Whenever he gets fired from work, he stays home, eats canned ravioli, and is an outright bum. He lets his first wife, Petal Bear walk all over him. Although in the beginning he allows others to walk all over him, he gradually grows past that throughout the book. For example, in the end, he keeps a steady job, and even becomes the top editor of the newspaper. He also remarries to become a happier individual. He becomes a totally different person.
At the start, Proulx shows us the stupidity of Quoyle. Among the things that Partridge, Quoyle's first friend, told Quoyle about his article Partridge said, "It's like reading cement. Too long. (21)" Partridge went on for about five more minutes about how Quoyle could improve his writing. However, after he moves to Newfoundland, a spectacular change occurs in his writing. He suddenly becomes smart. He fills it with active verbs. His stories become much more interesting. The reader notices his writing in the Gammy Bird improve substantially. The reader loves the new Quoyle at the end of the book.

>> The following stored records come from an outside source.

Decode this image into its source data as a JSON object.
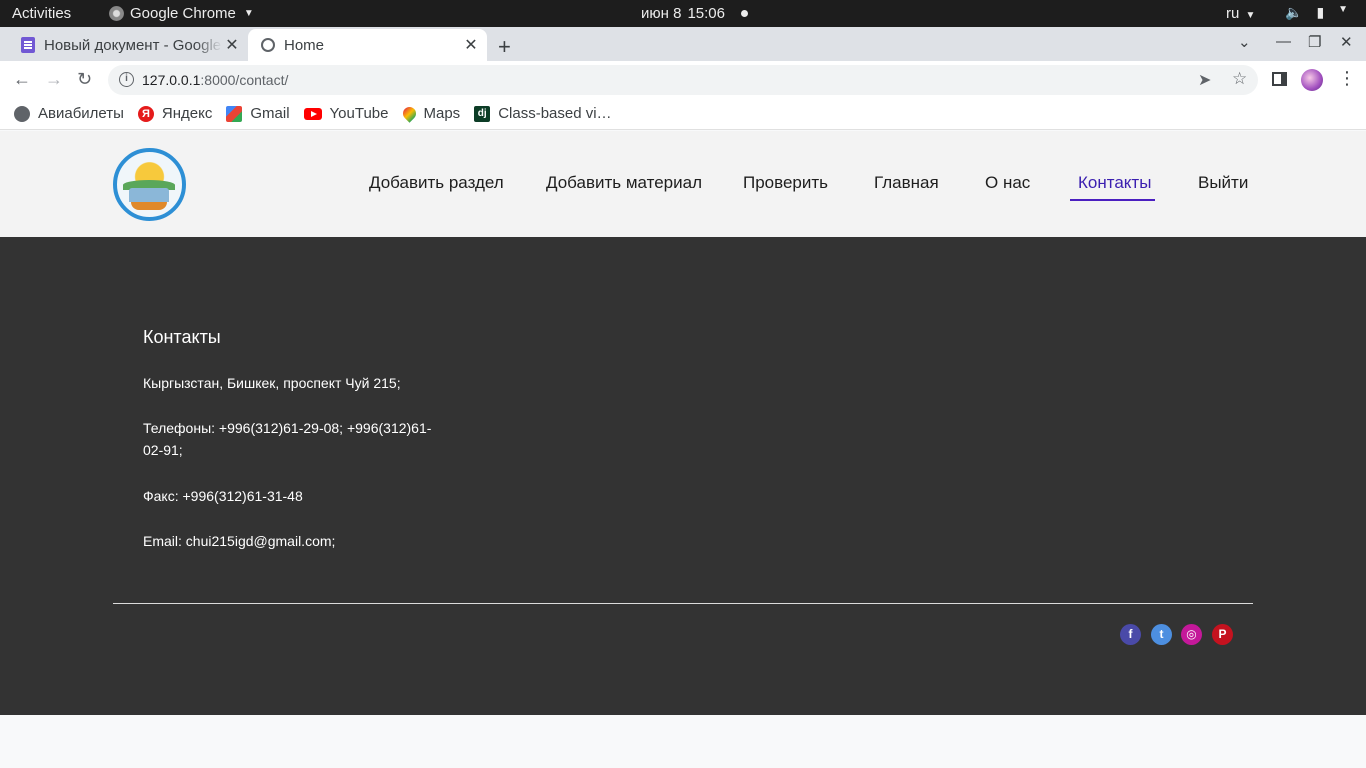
{
  "system": {
    "activities": "Activities",
    "app_name": "Google Chrome",
    "date": "июн 8",
    "time": "15:06",
    "lang": "ru"
  },
  "browser": {
    "tabs": [
      {
        "title": "Новый документ - Google",
        "icon": "google-docs-icon"
      },
      {
        "title": "Home",
        "icon": "globe-icon"
      }
    ],
    "url_host": "127.0.0.1",
    "url_path": ":8000/contact/",
    "bookmarks": [
      {
        "label": "Авиабилеты",
        "icon": "globe-icon"
      },
      {
        "label": "Яндекс",
        "icon": "yandex-icon"
      },
      {
        "label": "Gmail",
        "icon": "gmail-icon"
      },
      {
        "label": "YouTube",
        "icon": "youtube-icon"
      },
      {
        "label": "Maps",
        "icon": "maps-icon"
      },
      {
        "label": "Class-based vi…",
        "icon": "django-icon"
      }
    ]
  },
  "site": {
    "nav": [
      {
        "label": "Добавить раздел"
      },
      {
        "label": "Добавить материал"
      },
      {
        "label": "Проверить"
      },
      {
        "label": "Главная"
      },
      {
        "label": "О нас"
      },
      {
        "label": "Контакты",
        "active": true
      },
      {
        "label": "Выйти"
      }
    ],
    "accent": "#4b1fc0",
    "contacts": {
      "title": "Контакты",
      "address": "Кыргызстан, Бишкек, проспект Чуй 215;",
      "phones": "Телефоны: +996(312)61-29-08; +996(312)61-02-91;",
      "fax": "Факс: +996(312)61-31-48",
      "email": "Email: chui215igd@gmail.com;"
    },
    "social": [
      {
        "name": "facebook-icon",
        "glyph": "f"
      },
      {
        "name": "twitter-icon",
        "glyph": "t"
      },
      {
        "name": "instagram-icon",
        "glyph": "◎"
      },
      {
        "name": "pinterest-icon",
        "glyph": "P"
      }
    ]
  }
}
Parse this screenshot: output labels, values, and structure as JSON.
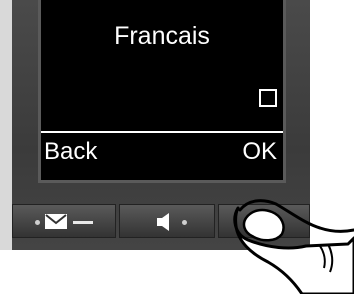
{
  "display": {
    "title": "Francais",
    "softkey_left": "Back",
    "softkey_right": "OK"
  },
  "keys": [
    {
      "icon": "message-envelope-icon"
    },
    {
      "icon": "speaker-volume-icon"
    },
    {
      "icon": "blank-key"
    }
  ],
  "colors": {
    "screen_bg": "#000000",
    "screen_text": "#ffffff",
    "phone_body": "#3b3b3b"
  }
}
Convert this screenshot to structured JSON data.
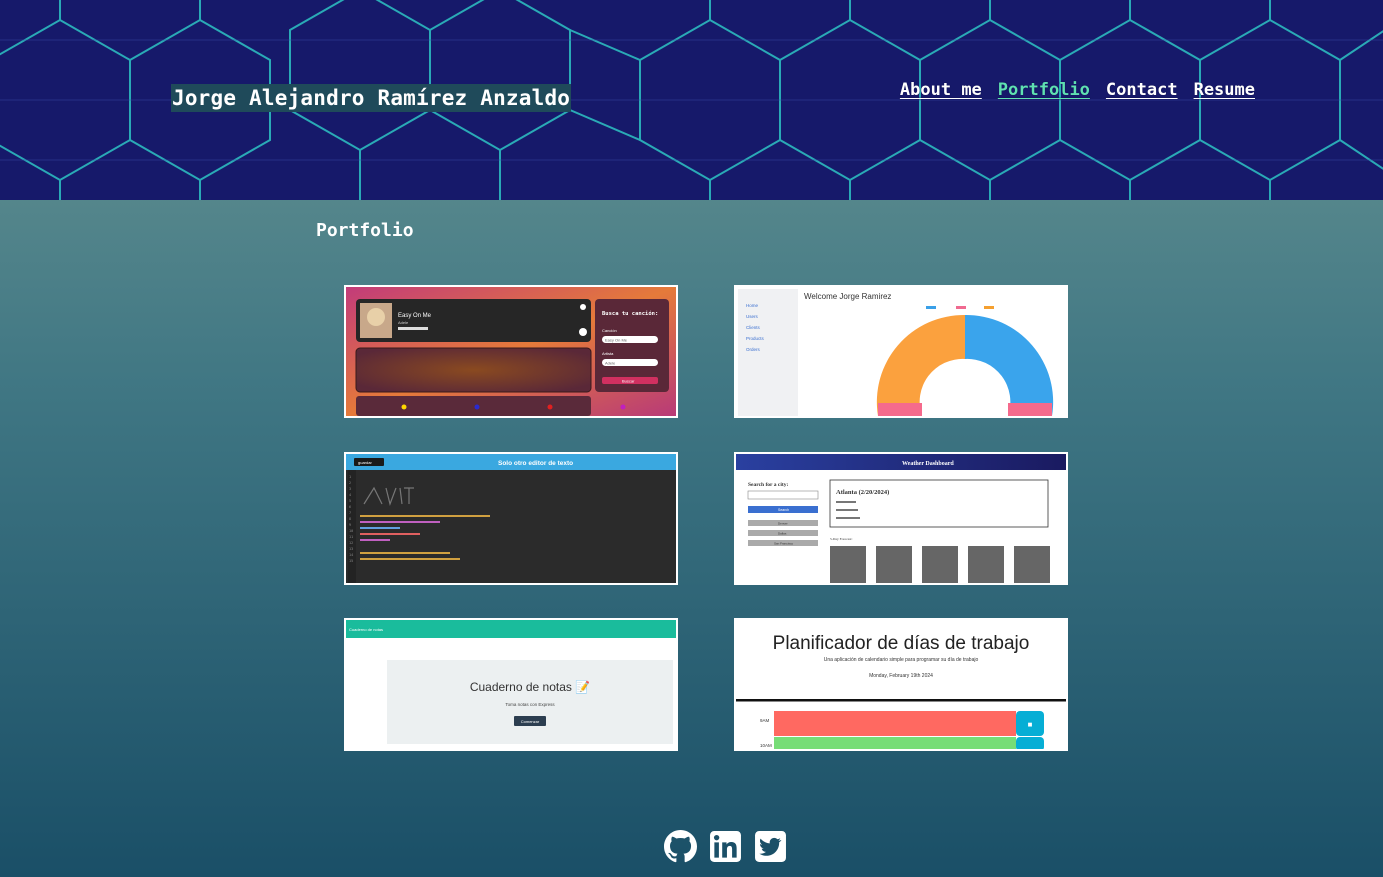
{
  "header": {
    "site_title": "Jorge Alejandro Ramírez Anzaldo",
    "nav": [
      {
        "label": "About me"
      },
      {
        "label": "Portfolio",
        "active": true
      },
      {
        "label": "Contact"
      },
      {
        "label": "Resume"
      }
    ]
  },
  "portfolio": {
    "title": "Portfolio",
    "projects": [
      {
        "song": "Easy On Me",
        "artist": "Adele",
        "form_title": "Busca tu canción:",
        "field1_label": "Canción",
        "field1_value": "Easy On Me",
        "field2_label": "Artista",
        "field2_value": "Adele",
        "button": "Buscar"
      },
      {
        "heading": "Welcome Jorge Ramirez",
        "sidebar": [
          "Home",
          "Users",
          "Clients",
          "Products",
          "Orders"
        ]
      },
      {
        "button": "guardar",
        "title": "Solo otro editor de texto"
      },
      {
        "title": "Weather Dashboard",
        "search_label": "Search for a city:",
        "button": "Search",
        "city": "Atlanta (2/20/2024)",
        "forecast_title": "5-Day Forecast:",
        "history": [
          "Denver",
          "Dallas",
          "San Francisco"
        ]
      },
      {
        "nav_title": "Cuaderno de notas",
        "title": "Cuaderno de notas 📝",
        "subtitle": "Toma notas con Express",
        "button": "Comenzar"
      },
      {
        "title": "Planificador de días de trabajo",
        "subtitle": "Una aplicación de calendario simple para programar su día de trabajo",
        "date": "Monday, February 19th 2024",
        "hours": [
          "9AM",
          "10AM"
        ]
      }
    ]
  },
  "footer": {
    "icons": [
      "github-icon",
      "linkedin-icon",
      "twitter-icon"
    ]
  },
  "colors": {
    "header_bg": "#16196a",
    "hex_lines": "#2ec4c4",
    "active_link": "#5fe0b2"
  }
}
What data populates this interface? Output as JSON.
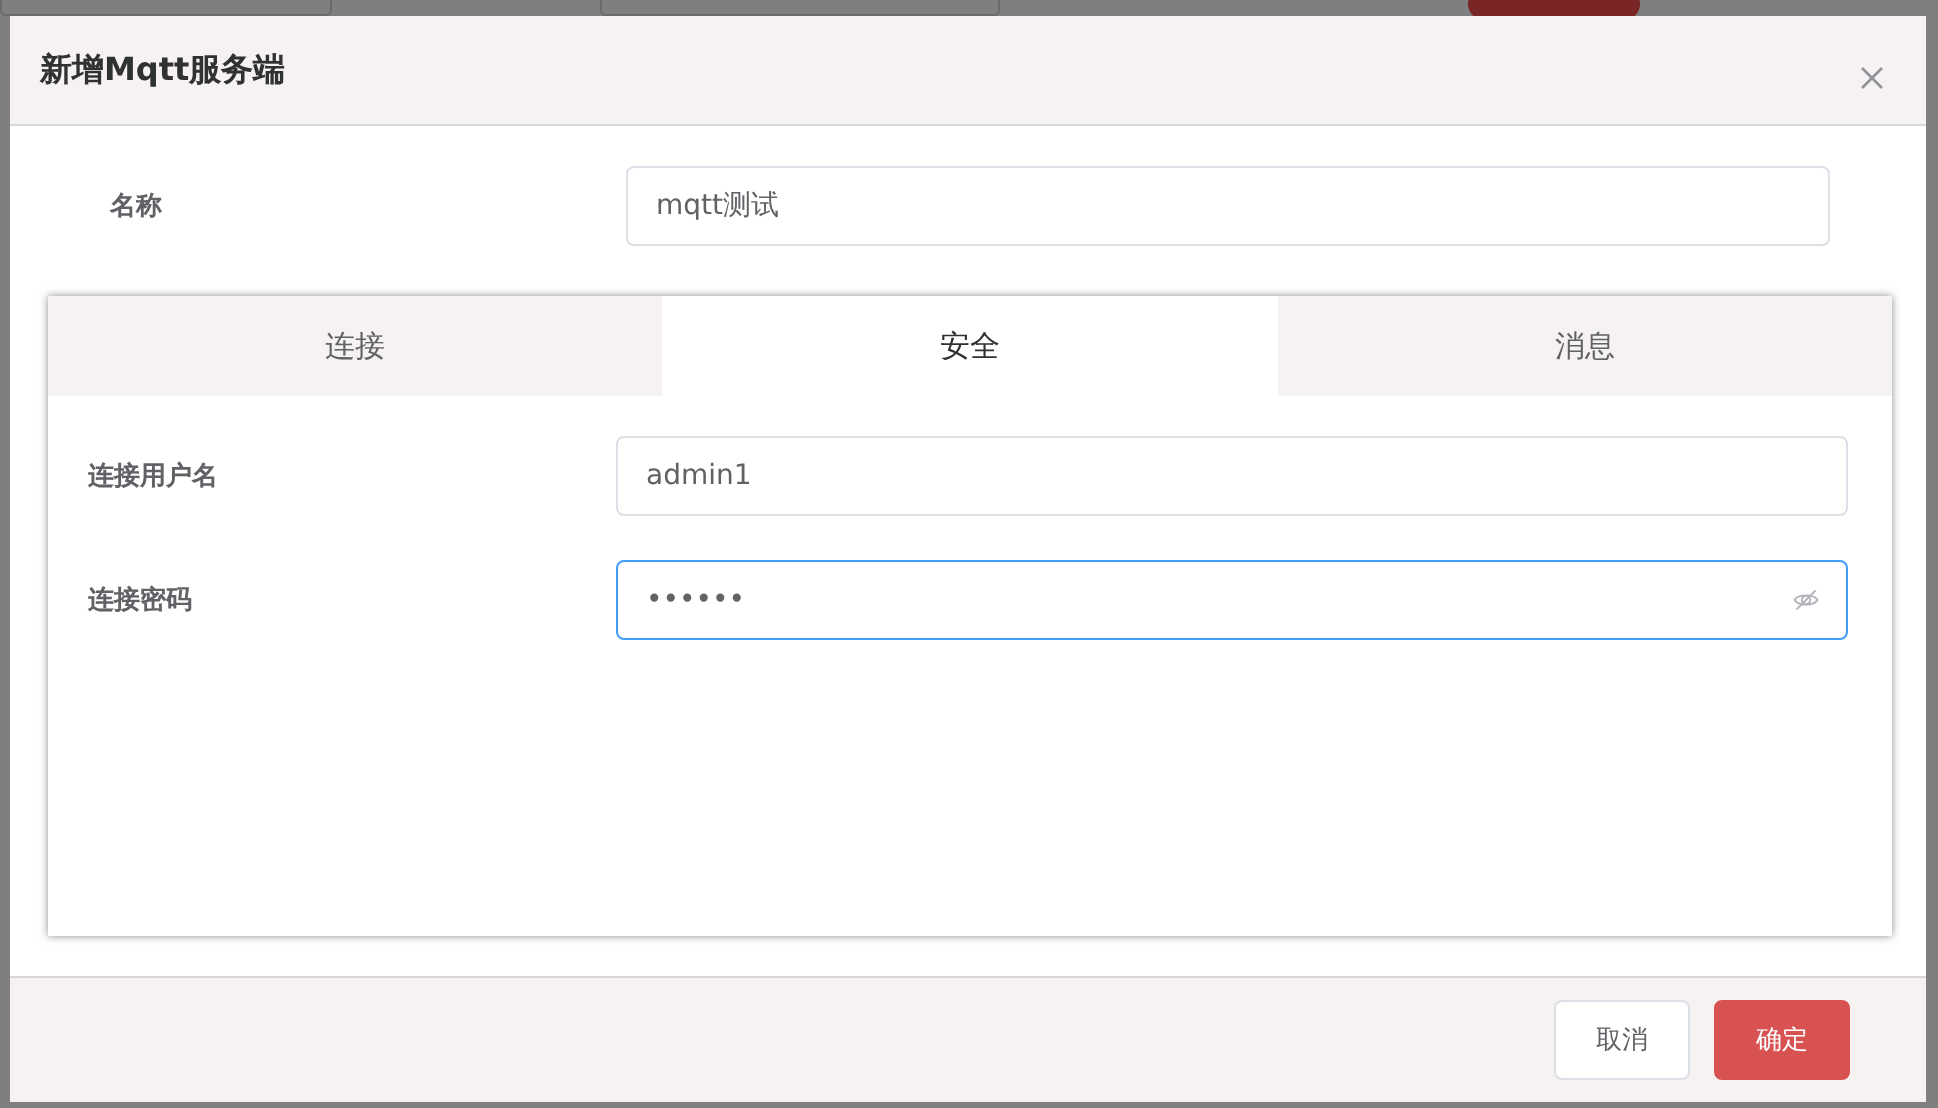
{
  "dialog": {
    "title": "新增Mqtt服务端"
  },
  "name_field": {
    "label": "名称",
    "value": "mqtt测试"
  },
  "tabs": [
    {
      "label": "连接",
      "selected": false
    },
    {
      "label": "安全",
      "selected": true
    },
    {
      "label": "消息",
      "selected": false
    }
  ],
  "fields": [
    {
      "label": "连接用户名",
      "value": "admin1",
      "kind": "text",
      "focused": false
    },
    {
      "label": "连接密码",
      "value": "••••••",
      "kind": "password",
      "focused": true
    }
  ],
  "buttons": [
    {
      "label": "取消",
      "kind": "default"
    },
    {
      "label": "确定",
      "kind": "primary"
    }
  ]
}
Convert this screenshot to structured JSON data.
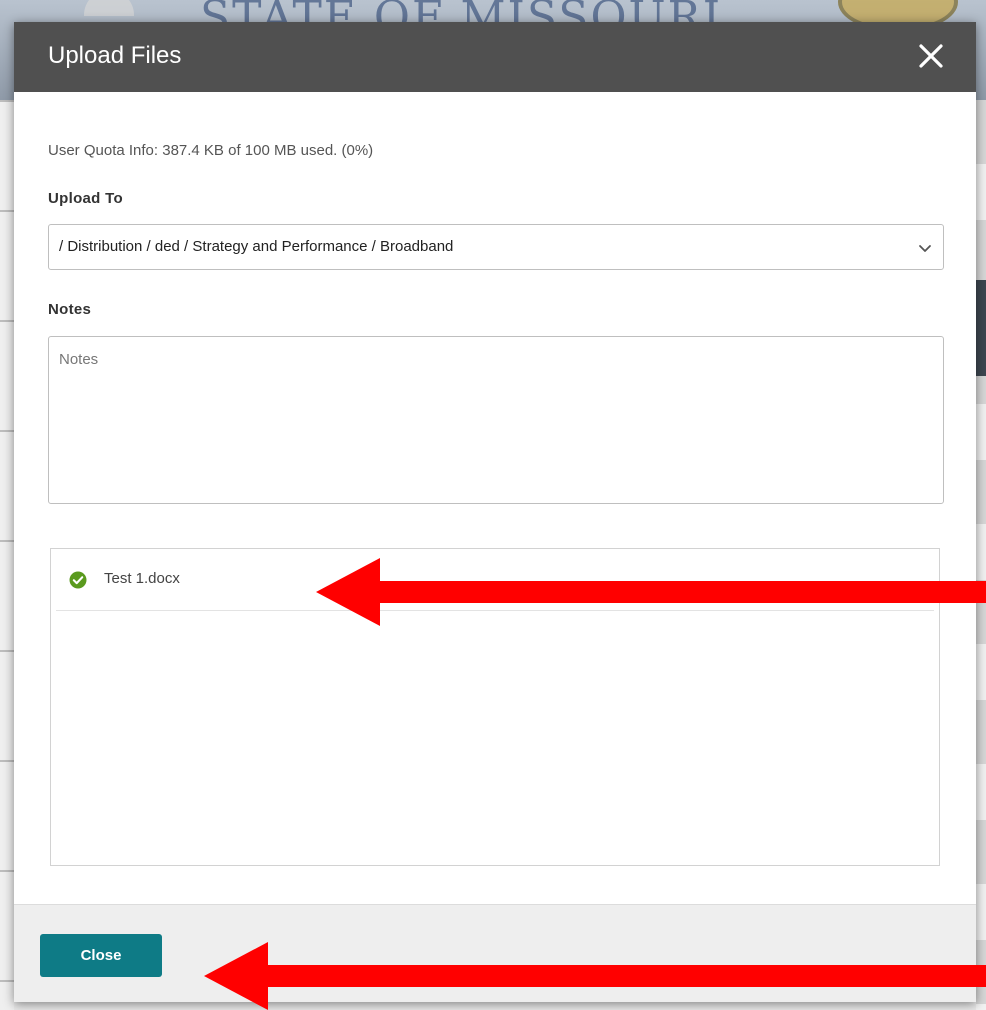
{
  "background": {
    "banner_title": "STATE OF MISSOURI"
  },
  "modal": {
    "title": "Upload Files",
    "close_icon": "close-x-icon",
    "quota_info": "User Quota Info: 387.4 KB of 100 MB used. (0%)",
    "upload_to": {
      "label": "Upload To",
      "selected_value": "/ Distribution / ded / Strategy and Performance / Broadband",
      "chevron_icon": "chevron-down-icon"
    },
    "notes": {
      "label": "Notes",
      "placeholder": "Notes",
      "value": ""
    },
    "files": [
      {
        "name": "Test 1.docx",
        "status_icon": "check-circle-icon",
        "status_color": "#5a9a1e"
      }
    ],
    "footer": {
      "close_label": "Close"
    }
  },
  "colors": {
    "header_bg": "#505050",
    "primary_button": "#0e7b86",
    "annotation_arrow": "#ff0000"
  }
}
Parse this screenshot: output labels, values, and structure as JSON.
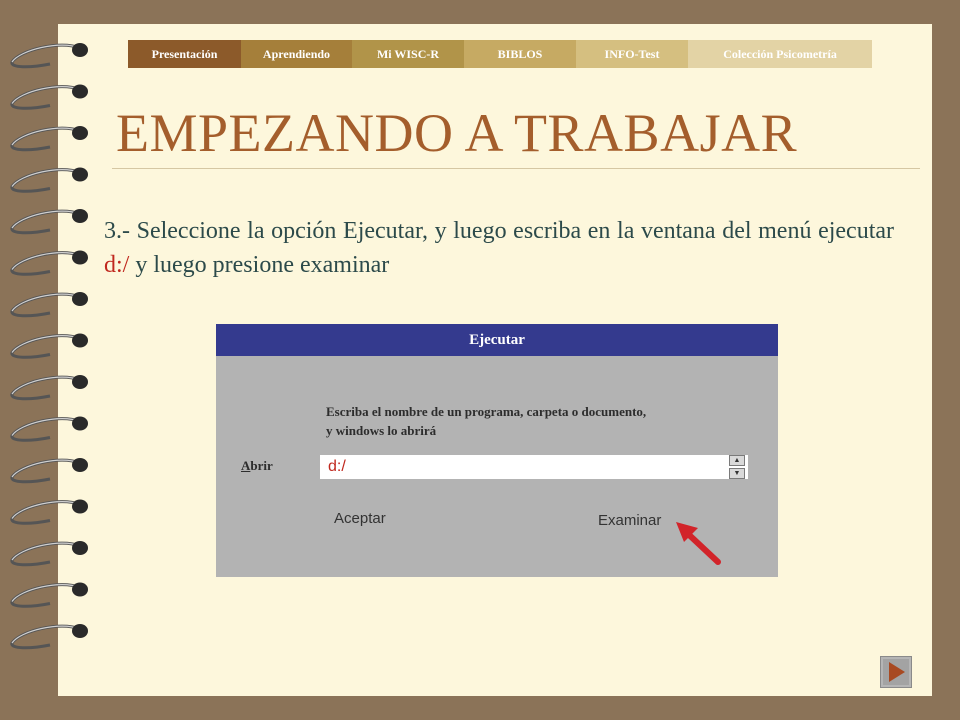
{
  "nav": {
    "tabs": [
      {
        "label": "Presentación",
        "bg": "#8c5a2a",
        "width": 113
      },
      {
        "label": "Aprendiendo",
        "bg": "#a57f3a",
        "width": 111
      },
      {
        "label": "Mi WISC-R",
        "bg": "#b19449",
        "width": 112
      },
      {
        "label": "BIBLOS",
        "bg": "#c6aa63",
        "width": 112
      },
      {
        "label": "INFO-Test",
        "bg": "#d5bf80",
        "width": 112
      },
      {
        "label": "Colección Psicometría",
        "bg": "#e3d3a5",
        "width": 184
      }
    ]
  },
  "slide": {
    "title": "EMPEZANDO A TRABAJAR",
    "instruction_before": "3.- Seleccione la opción Ejecutar, y luego escriba en la ventana del menú ejecutar ",
    "instruction_path": "d:/",
    "instruction_after": " y luego presione examinar"
  },
  "dialog": {
    "title": "Ejecutar",
    "description_line1": "Escriba el nombre de un programa, carpeta o documento,",
    "description_line2": "y windows lo abrirá",
    "open_label_underlined": "A",
    "open_label_rest": "brir",
    "open_value": "d:/",
    "ok_label": "Aceptar",
    "browse_label": "Examinar"
  },
  "icons": {
    "pointer_arrow": "red-arrow-icon",
    "next": "next-slide-icon",
    "spin_up": "spin-up-icon",
    "spin_down": "spin-down-icon"
  },
  "colors": {
    "background": "#8b7358",
    "page": "#fdf7dc",
    "title": "#a45e2c",
    "dialog_title": "#343a8e",
    "dialog_body": "#b3b3b3",
    "highlight": "#c0281e"
  }
}
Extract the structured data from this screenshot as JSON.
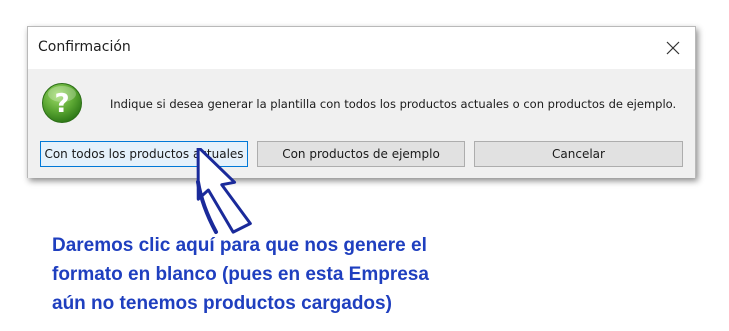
{
  "dialog": {
    "title": "Confirmación",
    "close_icon": "close-icon",
    "question_icon": "question-mark-icon",
    "message": "Indique si desea generar la plantilla con todos los productos actuales o con productos de ejemplo.",
    "buttons": {
      "all_products": "Con todos los productos actuales",
      "example_products": "Con productos de ejemplo",
      "cancel": "Cancelar"
    }
  },
  "annotation": {
    "arrow_icon": "pointer-arrow-icon",
    "lines": [
      "Daremos clic aquí para que nos genere el",
      "formato en blanco (pues en esta Empresa",
      "aún no tenemos productos cargados)"
    ]
  },
  "colors": {
    "annotation_text": "#1f3fbf",
    "icon_green": "#5aa632",
    "default_button_border": "#0078d7"
  }
}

In the beginning, because we have a downtrodden man as the protagonist, it would only make sense that he surrounds himself by people that trod him down more. After he quickly falls for the erotic provocations of Petal Bear, she told him when they were in bed together, "My God, that's the biggest one yet, (28)" showing the careful reader that she sleeps with many men, not .
just with Quoyle. All that he got out of the six years of their marriage was "sadness and misery." Petal forgot his birthday all six years except one time when she gave him an egg from the refrigerator. (299) Proulx also wrote, "It was not Quoyle's chin she hated." Quoyle's chin serves as a symbol for his pirate, thieving, double-timing ancestors. Perhaps Petal and his and his ancestors share a few common qualities since she symbolically does not hate them, although almost everyone else in the novel does.